REQUIRED WORK:
This exercise asks for a copy of each line in the records below with the word "when" in it.

EXCERPTED DATA:
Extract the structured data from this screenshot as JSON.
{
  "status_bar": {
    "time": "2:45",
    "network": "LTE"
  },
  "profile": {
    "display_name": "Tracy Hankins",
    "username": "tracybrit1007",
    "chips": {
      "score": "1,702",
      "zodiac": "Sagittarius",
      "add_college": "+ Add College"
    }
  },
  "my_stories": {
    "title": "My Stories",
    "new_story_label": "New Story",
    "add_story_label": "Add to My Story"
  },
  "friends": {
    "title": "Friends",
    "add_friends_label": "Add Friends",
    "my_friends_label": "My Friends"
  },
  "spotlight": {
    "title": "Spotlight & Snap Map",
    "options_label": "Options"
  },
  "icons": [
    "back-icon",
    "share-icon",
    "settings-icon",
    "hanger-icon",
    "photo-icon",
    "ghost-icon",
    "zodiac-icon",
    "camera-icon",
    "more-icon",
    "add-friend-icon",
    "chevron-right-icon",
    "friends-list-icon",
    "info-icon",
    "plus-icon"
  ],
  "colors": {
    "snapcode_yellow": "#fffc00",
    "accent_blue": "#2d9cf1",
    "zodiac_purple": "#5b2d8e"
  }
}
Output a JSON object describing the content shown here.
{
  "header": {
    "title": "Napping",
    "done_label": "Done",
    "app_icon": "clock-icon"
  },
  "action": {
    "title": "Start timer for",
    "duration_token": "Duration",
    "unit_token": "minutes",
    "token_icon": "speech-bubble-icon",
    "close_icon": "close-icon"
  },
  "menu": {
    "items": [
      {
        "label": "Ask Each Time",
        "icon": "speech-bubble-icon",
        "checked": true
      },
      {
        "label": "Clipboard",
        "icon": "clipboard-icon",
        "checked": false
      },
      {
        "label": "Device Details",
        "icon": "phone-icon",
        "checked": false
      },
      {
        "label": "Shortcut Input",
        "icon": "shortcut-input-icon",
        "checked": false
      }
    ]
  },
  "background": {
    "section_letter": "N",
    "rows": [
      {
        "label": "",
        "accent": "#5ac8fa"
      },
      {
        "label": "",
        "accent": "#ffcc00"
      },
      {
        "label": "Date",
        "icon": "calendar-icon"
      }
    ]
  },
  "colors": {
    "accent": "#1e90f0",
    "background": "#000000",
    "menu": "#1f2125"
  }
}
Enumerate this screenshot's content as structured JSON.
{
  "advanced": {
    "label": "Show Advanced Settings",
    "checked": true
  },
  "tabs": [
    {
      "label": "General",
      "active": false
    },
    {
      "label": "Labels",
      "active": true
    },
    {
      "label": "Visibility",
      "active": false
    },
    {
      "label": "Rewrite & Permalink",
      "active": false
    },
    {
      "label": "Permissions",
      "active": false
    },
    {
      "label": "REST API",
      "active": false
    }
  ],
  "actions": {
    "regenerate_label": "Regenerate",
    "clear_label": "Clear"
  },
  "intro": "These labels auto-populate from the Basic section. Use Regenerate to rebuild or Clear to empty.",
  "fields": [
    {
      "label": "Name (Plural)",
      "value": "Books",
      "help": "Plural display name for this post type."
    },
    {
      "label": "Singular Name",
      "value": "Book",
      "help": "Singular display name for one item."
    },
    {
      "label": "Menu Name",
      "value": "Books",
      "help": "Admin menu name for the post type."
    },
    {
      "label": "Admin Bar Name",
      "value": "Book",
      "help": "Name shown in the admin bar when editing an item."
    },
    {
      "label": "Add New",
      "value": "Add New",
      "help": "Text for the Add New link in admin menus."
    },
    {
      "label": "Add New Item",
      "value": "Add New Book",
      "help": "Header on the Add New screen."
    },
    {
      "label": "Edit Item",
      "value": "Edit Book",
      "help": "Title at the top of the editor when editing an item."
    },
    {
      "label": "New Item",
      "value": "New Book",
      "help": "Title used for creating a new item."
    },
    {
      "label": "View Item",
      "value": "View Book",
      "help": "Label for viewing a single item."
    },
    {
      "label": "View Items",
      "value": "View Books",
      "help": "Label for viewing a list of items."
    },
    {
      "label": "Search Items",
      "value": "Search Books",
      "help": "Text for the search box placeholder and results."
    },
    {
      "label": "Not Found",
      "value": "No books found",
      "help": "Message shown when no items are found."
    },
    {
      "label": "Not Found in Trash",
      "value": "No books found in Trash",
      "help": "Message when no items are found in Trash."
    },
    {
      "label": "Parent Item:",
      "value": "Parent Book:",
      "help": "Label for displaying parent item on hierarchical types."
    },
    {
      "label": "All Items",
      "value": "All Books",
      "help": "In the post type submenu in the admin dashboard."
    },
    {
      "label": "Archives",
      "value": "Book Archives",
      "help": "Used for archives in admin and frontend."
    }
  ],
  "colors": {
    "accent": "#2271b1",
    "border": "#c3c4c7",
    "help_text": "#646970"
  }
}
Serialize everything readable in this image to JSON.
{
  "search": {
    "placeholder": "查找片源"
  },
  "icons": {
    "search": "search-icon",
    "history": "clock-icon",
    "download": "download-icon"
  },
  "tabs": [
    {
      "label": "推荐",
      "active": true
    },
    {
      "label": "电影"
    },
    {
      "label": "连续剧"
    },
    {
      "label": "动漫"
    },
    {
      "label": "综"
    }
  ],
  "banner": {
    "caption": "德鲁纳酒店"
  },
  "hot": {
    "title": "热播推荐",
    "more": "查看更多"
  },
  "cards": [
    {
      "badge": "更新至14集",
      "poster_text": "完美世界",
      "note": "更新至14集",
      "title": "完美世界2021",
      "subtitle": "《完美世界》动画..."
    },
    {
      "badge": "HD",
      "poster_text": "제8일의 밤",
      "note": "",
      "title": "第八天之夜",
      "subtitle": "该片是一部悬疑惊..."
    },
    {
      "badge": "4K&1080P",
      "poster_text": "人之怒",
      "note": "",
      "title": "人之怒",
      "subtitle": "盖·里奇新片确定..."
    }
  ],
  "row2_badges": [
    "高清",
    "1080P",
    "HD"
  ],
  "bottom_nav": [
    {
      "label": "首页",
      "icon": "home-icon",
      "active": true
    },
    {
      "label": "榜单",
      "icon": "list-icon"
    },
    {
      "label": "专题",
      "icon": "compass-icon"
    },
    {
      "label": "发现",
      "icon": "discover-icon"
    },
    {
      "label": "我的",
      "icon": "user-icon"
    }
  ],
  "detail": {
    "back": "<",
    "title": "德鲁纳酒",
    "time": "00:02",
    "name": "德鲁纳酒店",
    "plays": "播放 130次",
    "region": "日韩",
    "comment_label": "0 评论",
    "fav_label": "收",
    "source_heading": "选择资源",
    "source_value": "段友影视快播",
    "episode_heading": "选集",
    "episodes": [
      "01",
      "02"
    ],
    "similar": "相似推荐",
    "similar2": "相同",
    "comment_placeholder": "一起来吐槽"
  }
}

WRITTEN RESPONSE:
      "help": "Name shown in the admin bar when editing an item."
      "help": "Title at the top of the editor when editing an item."
      "help": "Message shown when no items are found."
      "help": "Message when no items are found in Trash."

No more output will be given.